■ WHAT IS EXPECTED:
Your answer should be one number, the count of lines in the data that hold "label".

■ EXERCISE MATERIALS:
>>>>
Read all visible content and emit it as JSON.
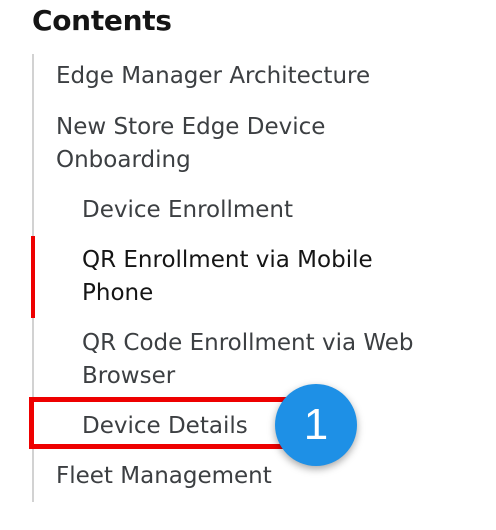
{
  "toc": {
    "title": "Contents",
    "items": [
      {
        "label": "Edge Manager Architecture"
      },
      {
        "label": "New Store Edge Device"
      },
      {
        "label": "Onboarding"
      },
      {
        "label": "Device Enrollment"
      },
      {
        "label": "QR Enrollment via Mobile"
      },
      {
        "label": "Phone"
      },
      {
        "label": "QR Code Enrollment via Web"
      },
      {
        "label": "Browser"
      },
      {
        "label": "Device Details"
      },
      {
        "label": "Fleet Management"
      }
    ],
    "active_item": "QR Enrollment via Mobile Phone"
  },
  "callout": {
    "number": "1"
  },
  "colors": {
    "accent": "#ee0000",
    "badge": "#1e90e6",
    "nav_border": "#d2d2d2"
  }
}
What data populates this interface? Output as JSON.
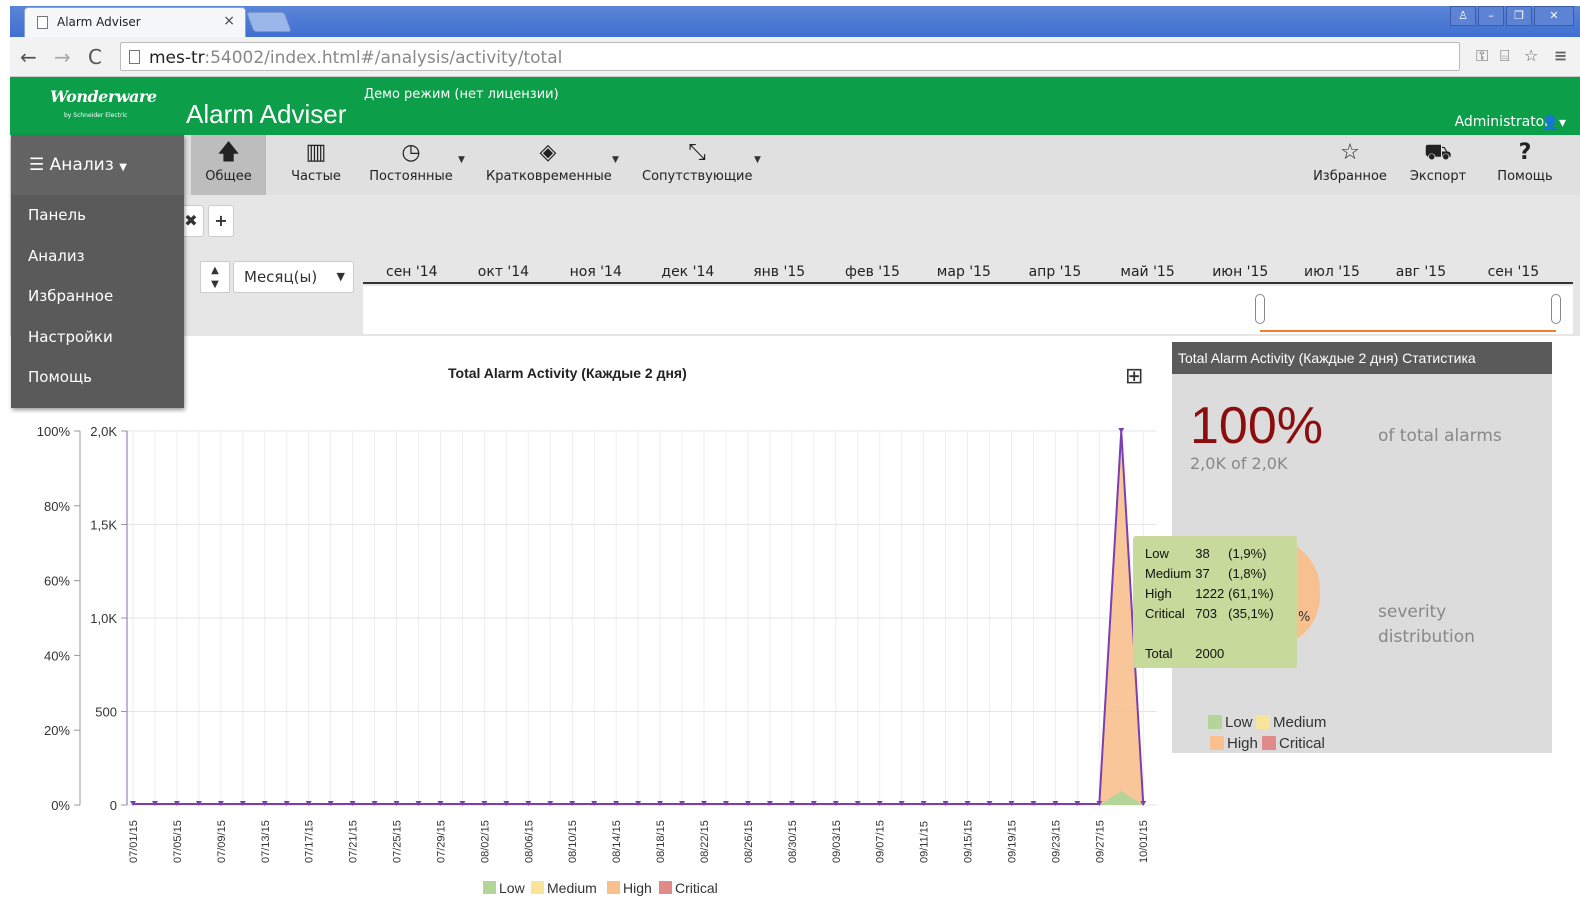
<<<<
■ SOLVED EXERCISE:
10